“Silver screen” is a metaphor used for cinema, and a cinematic quality is pervasive in these works, capturing the mystic and mythic qualities of reflection in the metallic surfaces. The departure images are shot obliquely. The artist photographs on site. However it is not the view directly in front of her that she shoots, but as it appears immaterially on the surface of a metal sheet placed opposite. This approach heightens elements of intimacy and alienation and intimations of surveillance in the works. A series of impressionistic portrait images, printed on to paper has the same sense of fleeting illusion and immateriality from being initially shot in this way before printing.

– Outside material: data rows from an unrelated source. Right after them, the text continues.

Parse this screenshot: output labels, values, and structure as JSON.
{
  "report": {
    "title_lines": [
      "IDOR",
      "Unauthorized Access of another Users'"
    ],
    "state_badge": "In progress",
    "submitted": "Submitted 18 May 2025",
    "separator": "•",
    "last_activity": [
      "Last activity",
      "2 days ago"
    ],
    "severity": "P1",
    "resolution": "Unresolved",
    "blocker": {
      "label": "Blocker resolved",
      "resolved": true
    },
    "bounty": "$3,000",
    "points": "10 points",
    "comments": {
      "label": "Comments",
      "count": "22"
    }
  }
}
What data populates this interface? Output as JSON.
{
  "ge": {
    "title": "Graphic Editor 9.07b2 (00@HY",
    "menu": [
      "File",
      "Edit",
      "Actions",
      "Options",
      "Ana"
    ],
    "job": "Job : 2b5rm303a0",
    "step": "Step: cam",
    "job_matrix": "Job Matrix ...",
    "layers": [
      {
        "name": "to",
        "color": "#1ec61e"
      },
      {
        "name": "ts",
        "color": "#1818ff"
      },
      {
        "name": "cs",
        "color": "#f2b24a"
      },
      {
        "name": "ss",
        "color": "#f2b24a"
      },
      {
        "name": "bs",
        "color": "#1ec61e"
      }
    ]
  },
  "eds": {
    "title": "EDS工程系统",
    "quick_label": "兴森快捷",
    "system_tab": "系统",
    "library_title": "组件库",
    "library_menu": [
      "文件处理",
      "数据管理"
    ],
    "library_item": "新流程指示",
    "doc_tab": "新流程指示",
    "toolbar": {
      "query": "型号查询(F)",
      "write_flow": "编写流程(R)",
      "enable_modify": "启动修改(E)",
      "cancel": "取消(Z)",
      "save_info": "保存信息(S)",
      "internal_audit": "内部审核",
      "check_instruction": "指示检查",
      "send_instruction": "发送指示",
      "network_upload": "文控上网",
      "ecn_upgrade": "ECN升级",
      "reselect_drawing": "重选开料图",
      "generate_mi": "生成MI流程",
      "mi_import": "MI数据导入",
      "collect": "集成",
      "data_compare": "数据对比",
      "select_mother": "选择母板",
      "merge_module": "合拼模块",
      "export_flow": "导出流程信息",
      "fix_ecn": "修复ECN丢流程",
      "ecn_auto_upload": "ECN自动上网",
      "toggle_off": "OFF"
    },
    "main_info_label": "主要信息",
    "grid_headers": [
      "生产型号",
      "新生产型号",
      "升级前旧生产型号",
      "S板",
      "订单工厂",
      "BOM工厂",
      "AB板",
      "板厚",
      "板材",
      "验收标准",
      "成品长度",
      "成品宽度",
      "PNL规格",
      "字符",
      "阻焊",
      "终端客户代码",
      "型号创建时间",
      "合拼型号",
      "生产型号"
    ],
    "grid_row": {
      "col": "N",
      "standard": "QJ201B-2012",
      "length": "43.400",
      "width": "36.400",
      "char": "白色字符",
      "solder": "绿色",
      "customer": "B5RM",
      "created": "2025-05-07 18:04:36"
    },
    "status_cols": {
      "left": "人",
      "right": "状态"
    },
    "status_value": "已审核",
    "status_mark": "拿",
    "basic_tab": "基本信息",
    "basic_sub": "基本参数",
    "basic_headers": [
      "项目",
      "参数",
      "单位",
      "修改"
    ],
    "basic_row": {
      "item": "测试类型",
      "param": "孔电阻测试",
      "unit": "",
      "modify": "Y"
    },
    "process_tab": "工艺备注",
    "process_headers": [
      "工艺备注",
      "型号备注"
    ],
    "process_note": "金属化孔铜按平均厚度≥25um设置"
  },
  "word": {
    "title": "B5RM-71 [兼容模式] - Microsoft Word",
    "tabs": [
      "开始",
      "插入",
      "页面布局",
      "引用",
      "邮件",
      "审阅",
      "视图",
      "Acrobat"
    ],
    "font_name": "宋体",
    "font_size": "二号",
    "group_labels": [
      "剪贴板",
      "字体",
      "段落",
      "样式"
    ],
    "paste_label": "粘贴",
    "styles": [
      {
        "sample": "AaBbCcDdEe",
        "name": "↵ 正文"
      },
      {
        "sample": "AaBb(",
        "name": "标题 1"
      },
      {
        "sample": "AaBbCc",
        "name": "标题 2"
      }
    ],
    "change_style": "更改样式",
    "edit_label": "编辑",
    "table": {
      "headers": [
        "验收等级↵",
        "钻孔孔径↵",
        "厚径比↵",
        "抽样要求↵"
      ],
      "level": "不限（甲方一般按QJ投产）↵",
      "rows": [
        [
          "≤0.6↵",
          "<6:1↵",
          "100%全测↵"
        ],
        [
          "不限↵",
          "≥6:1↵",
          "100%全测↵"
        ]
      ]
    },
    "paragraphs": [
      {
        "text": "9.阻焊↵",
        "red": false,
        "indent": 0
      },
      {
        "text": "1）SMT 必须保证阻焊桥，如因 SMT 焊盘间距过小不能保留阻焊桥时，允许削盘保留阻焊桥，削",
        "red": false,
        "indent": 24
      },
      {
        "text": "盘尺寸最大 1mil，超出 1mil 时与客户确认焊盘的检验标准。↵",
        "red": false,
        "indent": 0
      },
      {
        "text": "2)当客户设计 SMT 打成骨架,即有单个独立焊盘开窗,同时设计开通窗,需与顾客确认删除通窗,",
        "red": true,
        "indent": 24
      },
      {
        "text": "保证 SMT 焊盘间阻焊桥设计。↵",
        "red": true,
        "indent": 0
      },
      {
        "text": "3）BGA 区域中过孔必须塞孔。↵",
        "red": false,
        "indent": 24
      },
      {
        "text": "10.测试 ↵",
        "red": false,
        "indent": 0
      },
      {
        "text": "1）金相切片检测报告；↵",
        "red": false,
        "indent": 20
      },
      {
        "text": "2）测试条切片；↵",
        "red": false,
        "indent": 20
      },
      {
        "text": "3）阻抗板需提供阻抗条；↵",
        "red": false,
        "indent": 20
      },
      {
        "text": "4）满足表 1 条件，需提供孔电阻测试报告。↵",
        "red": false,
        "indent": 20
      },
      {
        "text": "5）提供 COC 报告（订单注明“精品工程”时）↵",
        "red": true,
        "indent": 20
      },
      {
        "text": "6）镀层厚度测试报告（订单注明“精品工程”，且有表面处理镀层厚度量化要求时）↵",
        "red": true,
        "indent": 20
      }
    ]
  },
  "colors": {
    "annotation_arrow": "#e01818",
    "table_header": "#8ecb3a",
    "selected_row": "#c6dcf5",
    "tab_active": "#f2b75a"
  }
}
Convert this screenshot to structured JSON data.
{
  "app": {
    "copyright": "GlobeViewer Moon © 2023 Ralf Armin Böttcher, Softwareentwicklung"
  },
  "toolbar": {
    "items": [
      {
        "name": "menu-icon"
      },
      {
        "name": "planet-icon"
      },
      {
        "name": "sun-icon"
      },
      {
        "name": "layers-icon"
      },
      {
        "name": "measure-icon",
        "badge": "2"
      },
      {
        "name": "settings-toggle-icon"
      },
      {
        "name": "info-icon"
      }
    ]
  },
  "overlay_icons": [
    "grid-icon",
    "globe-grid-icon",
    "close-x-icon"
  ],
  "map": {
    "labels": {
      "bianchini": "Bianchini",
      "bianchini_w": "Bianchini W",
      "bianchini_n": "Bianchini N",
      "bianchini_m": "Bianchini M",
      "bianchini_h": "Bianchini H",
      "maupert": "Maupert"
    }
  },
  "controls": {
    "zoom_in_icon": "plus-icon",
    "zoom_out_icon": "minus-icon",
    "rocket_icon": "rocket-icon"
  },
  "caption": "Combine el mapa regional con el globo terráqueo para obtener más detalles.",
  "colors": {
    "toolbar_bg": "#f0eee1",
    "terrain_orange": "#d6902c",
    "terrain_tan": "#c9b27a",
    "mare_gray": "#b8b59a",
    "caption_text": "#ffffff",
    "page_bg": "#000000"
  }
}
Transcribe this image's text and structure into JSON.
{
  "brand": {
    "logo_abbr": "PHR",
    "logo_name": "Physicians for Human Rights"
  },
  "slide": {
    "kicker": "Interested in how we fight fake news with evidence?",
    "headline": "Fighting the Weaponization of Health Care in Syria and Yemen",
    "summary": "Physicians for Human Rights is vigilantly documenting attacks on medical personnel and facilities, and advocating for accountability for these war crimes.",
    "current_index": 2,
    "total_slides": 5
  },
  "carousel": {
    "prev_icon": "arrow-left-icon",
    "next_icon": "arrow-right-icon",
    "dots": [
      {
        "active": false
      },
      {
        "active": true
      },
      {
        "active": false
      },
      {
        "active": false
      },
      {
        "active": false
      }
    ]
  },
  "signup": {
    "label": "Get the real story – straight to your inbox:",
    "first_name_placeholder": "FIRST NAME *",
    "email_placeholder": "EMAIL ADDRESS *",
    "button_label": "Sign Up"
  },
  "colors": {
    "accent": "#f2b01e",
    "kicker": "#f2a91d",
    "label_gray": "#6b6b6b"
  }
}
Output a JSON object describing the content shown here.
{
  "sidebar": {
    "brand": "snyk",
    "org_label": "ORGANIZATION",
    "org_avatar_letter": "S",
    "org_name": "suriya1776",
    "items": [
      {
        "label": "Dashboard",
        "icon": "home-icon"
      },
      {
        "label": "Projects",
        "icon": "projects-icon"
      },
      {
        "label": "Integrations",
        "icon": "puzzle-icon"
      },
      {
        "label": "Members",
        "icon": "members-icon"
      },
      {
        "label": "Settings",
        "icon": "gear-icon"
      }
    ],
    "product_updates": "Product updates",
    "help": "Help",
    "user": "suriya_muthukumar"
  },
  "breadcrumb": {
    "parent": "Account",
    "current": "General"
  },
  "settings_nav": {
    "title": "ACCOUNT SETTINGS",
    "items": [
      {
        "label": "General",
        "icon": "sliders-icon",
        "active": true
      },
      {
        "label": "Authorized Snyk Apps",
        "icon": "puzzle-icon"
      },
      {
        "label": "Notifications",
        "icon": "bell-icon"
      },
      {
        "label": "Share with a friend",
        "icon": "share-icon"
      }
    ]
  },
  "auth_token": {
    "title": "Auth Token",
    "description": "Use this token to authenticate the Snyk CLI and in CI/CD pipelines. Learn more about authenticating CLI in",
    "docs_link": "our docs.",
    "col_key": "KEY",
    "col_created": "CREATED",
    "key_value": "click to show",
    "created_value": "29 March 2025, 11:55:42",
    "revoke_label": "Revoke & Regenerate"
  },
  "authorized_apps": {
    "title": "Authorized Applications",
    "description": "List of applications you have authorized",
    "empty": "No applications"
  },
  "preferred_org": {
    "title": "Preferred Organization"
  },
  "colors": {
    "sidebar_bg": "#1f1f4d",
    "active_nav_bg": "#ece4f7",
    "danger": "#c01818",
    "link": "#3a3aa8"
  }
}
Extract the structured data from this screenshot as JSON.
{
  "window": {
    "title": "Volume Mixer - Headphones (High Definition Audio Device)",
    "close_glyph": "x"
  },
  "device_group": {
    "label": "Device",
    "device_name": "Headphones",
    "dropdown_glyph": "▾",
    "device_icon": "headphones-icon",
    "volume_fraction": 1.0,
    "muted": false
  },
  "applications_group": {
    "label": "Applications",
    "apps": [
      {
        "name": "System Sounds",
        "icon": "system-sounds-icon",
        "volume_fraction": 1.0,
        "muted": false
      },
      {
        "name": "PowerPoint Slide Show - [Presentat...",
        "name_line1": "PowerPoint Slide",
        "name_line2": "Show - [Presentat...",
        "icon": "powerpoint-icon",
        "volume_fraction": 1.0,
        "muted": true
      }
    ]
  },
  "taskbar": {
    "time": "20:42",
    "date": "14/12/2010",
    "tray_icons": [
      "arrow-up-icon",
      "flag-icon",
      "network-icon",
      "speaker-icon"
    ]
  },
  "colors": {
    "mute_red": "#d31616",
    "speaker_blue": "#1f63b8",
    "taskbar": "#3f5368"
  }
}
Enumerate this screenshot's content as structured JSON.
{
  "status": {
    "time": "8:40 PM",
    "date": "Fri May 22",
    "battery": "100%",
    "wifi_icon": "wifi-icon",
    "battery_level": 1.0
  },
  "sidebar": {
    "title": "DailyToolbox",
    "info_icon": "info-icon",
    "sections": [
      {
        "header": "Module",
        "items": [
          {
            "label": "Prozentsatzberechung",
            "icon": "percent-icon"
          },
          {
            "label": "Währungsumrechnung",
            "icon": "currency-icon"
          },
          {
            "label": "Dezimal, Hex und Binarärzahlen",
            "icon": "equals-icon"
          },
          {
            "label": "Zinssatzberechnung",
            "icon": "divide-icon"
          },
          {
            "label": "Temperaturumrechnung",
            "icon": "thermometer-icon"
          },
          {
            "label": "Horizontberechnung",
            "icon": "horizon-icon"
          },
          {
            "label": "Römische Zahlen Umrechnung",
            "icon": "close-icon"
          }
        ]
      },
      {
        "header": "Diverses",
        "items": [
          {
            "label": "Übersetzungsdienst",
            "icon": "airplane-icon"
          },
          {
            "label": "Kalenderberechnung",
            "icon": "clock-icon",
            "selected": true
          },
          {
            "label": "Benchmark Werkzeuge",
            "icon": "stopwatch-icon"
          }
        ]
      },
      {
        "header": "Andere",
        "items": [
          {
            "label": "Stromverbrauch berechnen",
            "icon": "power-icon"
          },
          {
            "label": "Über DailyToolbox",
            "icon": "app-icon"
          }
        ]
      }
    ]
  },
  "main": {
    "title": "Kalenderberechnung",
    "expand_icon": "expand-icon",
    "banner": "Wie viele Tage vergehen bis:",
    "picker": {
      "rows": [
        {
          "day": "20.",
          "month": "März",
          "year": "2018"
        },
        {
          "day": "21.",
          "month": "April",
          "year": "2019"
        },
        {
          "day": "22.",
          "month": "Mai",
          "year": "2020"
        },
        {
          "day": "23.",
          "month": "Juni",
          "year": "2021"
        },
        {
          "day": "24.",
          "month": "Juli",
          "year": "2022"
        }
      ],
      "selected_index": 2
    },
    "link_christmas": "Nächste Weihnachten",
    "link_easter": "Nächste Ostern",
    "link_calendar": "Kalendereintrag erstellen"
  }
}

Print-media is again taken beyond traditional practice in the architectonic, yet ephemeral installation, ‘Borrowed Scenery #2’. Gently moving in response to air currents within the space, a cluster of three semi-translucent, sandblasted and silk-screened acrylic sheets hang suspended from the ceiling of the gallery. These simultaneously refract, reflect and fragment the streetscape seen beyond the gallery through the large window in the front façade of the building. At the same time, the mirrored surfaces of the panels echo the interplay of space, people and objects inside.
Rebecca Beardmore adds an extra level of perception to many works with a prose commentary written by the artist in the role of observer. The text is faintly silk-screened onto the panels. The intriguing, barely legible narratives further extend the views both physically and psychologically with the introduction of this voyeuristic spectator. Rebecca Beardmore won Australia’s most prestigious print award, the Freemantle Print Prize in 2010. Her work is held in the collection of the Art Gallery of New South Wales and a number of significant public and private collections.